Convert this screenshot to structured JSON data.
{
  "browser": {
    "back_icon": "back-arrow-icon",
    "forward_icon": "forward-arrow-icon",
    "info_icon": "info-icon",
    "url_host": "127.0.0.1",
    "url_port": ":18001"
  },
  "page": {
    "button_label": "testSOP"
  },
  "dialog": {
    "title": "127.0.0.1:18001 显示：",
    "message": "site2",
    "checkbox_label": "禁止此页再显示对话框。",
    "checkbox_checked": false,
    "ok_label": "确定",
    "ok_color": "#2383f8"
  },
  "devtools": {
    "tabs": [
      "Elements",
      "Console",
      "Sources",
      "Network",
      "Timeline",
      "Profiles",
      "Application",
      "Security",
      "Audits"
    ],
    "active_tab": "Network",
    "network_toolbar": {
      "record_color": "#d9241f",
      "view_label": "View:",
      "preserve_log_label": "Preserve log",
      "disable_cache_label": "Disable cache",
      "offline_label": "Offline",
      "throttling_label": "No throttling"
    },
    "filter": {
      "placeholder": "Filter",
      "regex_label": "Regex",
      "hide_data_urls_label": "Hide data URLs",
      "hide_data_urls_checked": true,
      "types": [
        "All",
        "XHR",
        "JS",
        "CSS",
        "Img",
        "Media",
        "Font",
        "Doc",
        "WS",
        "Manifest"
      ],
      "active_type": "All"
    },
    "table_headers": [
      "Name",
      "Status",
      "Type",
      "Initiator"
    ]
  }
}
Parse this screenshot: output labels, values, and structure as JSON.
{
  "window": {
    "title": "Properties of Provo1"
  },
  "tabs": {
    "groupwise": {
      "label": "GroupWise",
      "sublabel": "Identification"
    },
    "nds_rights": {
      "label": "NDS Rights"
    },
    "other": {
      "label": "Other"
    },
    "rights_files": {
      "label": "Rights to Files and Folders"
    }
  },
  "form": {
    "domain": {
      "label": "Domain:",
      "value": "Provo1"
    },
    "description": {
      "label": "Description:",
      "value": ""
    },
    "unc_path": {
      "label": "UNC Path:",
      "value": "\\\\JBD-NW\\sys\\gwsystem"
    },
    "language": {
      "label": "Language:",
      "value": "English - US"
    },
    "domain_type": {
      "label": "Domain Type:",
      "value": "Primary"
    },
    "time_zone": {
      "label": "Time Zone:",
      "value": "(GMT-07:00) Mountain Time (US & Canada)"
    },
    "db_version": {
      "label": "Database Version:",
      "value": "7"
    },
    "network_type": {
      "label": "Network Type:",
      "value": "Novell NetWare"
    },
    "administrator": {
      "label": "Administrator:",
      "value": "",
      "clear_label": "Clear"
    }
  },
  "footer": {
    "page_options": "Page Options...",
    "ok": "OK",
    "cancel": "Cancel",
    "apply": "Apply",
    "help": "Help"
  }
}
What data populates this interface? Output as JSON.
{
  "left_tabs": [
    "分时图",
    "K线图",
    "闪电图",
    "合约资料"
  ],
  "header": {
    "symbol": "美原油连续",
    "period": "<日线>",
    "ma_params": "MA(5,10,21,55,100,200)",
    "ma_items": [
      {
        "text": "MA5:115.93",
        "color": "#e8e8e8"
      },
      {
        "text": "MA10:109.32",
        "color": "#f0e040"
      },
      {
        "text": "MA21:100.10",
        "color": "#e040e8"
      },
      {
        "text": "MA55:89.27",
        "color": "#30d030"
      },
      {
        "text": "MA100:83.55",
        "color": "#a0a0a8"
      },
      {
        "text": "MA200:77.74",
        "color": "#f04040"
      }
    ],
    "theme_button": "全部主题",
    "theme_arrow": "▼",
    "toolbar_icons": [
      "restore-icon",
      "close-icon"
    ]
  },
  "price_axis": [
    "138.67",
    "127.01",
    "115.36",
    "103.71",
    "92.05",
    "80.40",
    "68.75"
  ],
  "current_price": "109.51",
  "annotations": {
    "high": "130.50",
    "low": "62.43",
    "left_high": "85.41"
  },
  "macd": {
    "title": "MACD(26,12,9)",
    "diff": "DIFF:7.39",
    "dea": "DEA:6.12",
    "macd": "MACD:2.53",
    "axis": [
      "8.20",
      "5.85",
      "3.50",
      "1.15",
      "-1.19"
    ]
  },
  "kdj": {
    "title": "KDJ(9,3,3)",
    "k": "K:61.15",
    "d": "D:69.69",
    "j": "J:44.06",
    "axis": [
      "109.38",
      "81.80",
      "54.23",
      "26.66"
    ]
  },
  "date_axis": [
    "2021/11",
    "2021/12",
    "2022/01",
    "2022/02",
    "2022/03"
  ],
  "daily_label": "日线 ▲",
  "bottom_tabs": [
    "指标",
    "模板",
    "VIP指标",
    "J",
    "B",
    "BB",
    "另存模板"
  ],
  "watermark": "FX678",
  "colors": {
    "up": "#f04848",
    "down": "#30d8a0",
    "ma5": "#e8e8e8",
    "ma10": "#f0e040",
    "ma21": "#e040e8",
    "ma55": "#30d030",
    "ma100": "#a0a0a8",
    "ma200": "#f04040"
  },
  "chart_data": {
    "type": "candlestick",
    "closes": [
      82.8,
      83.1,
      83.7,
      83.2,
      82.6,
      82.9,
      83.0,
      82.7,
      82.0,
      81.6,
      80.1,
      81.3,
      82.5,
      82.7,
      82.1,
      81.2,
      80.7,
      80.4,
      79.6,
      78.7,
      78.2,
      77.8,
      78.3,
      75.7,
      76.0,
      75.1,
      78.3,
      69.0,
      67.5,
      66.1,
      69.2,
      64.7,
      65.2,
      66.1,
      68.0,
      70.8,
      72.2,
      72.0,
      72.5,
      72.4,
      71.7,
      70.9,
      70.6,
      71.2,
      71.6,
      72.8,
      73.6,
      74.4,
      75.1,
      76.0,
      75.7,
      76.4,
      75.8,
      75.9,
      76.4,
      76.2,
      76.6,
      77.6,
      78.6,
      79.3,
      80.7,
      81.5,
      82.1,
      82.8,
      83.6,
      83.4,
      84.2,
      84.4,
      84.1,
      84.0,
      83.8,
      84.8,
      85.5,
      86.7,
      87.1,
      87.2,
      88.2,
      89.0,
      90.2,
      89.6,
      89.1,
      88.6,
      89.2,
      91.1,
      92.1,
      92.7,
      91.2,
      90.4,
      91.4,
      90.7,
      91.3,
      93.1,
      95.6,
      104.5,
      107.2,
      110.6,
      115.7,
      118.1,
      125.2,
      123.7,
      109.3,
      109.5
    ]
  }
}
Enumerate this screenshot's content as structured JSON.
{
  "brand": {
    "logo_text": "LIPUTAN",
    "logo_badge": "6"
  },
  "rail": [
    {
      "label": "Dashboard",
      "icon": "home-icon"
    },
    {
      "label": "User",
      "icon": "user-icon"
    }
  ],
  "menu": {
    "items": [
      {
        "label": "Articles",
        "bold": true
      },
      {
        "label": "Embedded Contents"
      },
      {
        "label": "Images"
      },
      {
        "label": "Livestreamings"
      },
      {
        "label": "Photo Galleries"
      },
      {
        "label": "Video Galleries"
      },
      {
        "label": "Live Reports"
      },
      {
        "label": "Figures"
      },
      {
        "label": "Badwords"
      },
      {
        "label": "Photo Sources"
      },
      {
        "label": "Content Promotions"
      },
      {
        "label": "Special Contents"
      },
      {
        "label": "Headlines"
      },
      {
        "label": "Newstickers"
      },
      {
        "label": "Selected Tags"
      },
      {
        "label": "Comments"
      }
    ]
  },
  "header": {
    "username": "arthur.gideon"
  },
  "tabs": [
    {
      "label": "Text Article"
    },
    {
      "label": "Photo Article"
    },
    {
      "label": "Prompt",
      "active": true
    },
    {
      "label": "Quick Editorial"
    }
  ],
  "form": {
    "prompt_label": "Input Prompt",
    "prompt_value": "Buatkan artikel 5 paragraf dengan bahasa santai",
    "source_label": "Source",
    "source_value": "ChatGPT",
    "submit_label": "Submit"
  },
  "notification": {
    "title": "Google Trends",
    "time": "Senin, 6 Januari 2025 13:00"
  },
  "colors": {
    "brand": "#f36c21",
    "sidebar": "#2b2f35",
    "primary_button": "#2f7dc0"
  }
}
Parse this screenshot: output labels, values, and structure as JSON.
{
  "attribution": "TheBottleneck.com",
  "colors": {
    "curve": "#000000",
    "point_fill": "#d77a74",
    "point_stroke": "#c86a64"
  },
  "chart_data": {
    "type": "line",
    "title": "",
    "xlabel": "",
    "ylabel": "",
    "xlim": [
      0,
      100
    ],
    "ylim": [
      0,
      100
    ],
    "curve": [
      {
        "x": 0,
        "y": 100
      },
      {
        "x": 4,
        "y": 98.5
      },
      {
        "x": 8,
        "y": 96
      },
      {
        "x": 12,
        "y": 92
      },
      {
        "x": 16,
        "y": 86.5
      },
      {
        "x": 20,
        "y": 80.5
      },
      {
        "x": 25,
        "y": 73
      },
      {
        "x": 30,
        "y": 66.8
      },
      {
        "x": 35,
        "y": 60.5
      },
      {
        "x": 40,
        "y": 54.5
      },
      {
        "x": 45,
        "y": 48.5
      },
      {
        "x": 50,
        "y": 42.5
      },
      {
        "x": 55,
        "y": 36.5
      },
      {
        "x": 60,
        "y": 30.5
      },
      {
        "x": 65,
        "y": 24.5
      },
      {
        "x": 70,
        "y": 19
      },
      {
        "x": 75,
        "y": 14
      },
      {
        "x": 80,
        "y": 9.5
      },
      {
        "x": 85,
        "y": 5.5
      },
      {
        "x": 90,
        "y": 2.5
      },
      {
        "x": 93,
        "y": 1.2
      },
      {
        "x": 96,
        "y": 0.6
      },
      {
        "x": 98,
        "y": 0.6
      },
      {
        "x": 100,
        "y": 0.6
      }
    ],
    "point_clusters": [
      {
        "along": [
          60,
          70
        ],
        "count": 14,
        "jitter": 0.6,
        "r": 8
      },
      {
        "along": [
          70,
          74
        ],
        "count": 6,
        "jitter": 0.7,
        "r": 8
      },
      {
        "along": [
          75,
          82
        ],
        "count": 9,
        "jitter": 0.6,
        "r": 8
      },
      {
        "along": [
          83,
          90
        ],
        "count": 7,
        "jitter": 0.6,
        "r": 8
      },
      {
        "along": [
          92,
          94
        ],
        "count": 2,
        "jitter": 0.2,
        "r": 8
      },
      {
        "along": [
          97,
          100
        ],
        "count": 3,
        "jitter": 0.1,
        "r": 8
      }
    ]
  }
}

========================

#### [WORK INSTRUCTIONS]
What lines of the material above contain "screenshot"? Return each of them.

#### [SOLUTION TO THE PROBLEM]
Convert this screenshot to structured JSON data.
Parse this screenshot: output labels, values, and structure as JSON.
Enumerate this screenshot's content as structured JSON.
Parse this screenshot: output labels, values, and structure as JSON.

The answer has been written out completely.